There is fairly strong evidence that step cadence, that is how many strides you are taking to stay at your current speed, really matters! We have found that in many cases, making small adjustments to your cadence can make a huge difference in pain! So, how do we do this?
Well let’s start by getting a good understanding of what your cadence is. Quite simply put, this is the amount of steps you are taking per minute. Think of it as your internal rhythm. This is, surprisingly, different than your running pace, which is how long it takes you to get from point A to point B, our speed.
Within the same speed, let’s say 9 miles an hour, different people run at a different cadences, meaning it takes me a different amount of steps to go the same distance as you, even if we run a the same speed. This has a little to do with a third factor: stride length. If I run with long loping steps, but you run with short fast ones, we can still both run at 9 miles an hour, right? Which we do is often a combination of learned behavior and personal comfort.
What research seems to be showing, however, is that your natural cadence may not always be the one that applies the least stress to your body. We have found that adjusting someone’s cadence but keeping speed the same can actually have a reduction of pain and injury when done correctly! More often than not, for long distance runners we find that this comes with a faster cadence. Meaning they take quicker but shorter steps. It is important to note that this is a common finding, but may not work for you specifically. I usually encourage people to try this first because it is the most common. But you should always feel free to try both directions here. Figure out which, faster or slower rates, improve your particular symptoms!

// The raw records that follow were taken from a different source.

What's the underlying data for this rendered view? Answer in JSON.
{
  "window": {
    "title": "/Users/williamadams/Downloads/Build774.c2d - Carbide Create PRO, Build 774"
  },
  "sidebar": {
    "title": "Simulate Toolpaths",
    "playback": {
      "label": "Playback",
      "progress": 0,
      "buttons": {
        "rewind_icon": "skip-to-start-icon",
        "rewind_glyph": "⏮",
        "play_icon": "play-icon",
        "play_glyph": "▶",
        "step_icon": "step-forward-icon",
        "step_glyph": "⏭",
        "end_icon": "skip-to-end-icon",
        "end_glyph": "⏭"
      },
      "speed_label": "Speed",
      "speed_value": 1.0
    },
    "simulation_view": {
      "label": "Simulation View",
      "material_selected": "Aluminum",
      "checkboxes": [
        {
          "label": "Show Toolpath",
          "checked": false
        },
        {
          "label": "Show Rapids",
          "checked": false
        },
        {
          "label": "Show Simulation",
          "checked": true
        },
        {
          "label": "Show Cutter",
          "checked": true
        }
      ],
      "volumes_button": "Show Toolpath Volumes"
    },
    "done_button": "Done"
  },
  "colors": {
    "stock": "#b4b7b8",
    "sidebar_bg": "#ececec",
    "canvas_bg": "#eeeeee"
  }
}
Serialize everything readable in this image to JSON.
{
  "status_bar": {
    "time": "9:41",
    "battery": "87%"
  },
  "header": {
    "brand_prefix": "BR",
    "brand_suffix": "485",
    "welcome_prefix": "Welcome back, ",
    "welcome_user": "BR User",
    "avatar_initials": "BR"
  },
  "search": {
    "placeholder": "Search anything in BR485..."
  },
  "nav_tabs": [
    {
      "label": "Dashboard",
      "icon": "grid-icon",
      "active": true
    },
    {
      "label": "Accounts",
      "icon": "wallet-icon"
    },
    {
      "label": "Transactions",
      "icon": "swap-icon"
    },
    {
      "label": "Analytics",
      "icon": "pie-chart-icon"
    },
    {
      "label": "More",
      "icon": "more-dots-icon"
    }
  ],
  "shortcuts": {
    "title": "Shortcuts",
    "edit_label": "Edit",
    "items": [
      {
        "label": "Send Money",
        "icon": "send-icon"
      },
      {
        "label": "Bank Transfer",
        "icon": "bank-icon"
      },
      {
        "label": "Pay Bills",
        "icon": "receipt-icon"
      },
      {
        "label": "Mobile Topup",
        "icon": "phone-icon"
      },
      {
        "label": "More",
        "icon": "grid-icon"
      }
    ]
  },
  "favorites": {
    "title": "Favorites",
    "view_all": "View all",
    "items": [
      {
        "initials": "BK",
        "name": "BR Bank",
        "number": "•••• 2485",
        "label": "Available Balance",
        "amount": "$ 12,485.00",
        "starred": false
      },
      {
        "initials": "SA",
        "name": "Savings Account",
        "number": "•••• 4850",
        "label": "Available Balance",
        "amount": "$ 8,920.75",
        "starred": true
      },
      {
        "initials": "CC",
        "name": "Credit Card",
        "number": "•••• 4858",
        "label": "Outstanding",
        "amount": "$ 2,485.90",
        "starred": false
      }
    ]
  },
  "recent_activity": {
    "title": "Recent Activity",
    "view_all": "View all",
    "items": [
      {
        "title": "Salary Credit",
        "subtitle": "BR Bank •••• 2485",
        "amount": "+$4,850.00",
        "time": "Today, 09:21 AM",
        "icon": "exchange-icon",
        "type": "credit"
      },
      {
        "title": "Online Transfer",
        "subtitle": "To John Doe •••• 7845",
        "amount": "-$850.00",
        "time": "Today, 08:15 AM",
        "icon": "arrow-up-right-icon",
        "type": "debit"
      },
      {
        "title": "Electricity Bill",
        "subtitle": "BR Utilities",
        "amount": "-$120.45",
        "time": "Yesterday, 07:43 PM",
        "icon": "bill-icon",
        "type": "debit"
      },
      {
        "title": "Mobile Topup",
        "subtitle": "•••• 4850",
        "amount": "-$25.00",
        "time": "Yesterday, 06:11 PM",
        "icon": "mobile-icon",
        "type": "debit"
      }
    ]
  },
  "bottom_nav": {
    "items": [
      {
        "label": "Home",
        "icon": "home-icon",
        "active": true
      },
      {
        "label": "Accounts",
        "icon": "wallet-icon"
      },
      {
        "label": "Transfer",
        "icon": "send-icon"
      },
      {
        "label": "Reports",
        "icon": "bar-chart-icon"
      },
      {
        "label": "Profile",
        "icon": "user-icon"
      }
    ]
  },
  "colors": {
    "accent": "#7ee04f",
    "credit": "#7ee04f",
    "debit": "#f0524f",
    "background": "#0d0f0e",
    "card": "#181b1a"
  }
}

So how do we actually address cadence? The easiest way for me to do this with a patient is to use a treadmill and a metronome. I ask the patient to start the treadmill and set it up for their comfortable running speed, then match the metronome to their current cadence (one beat for each footfall). Keeping the treadmill at the same speed, I then change the speed on the metronome and ask the patient to try to match it with their feet. With the treadmill keeping speed constant, they can then learn how big their steps should be at this speed, and can use this to practice getting used to it.
If this ends up being more comfortable, I find music that matches the speed of the new cadence (eg Google songs at 108 beats per minute and download them), and ask them to practice running to this music on a treadmill for a bit at this same speed until they can keep that same cadence and step length off the treadmill. This builds the habit up with good reinforcement! Now that we have step size, we can keep running to the music on open ground just being mindful of that step length, and eventually you may even be able to ditch the music if you’d like!
Give it a shot!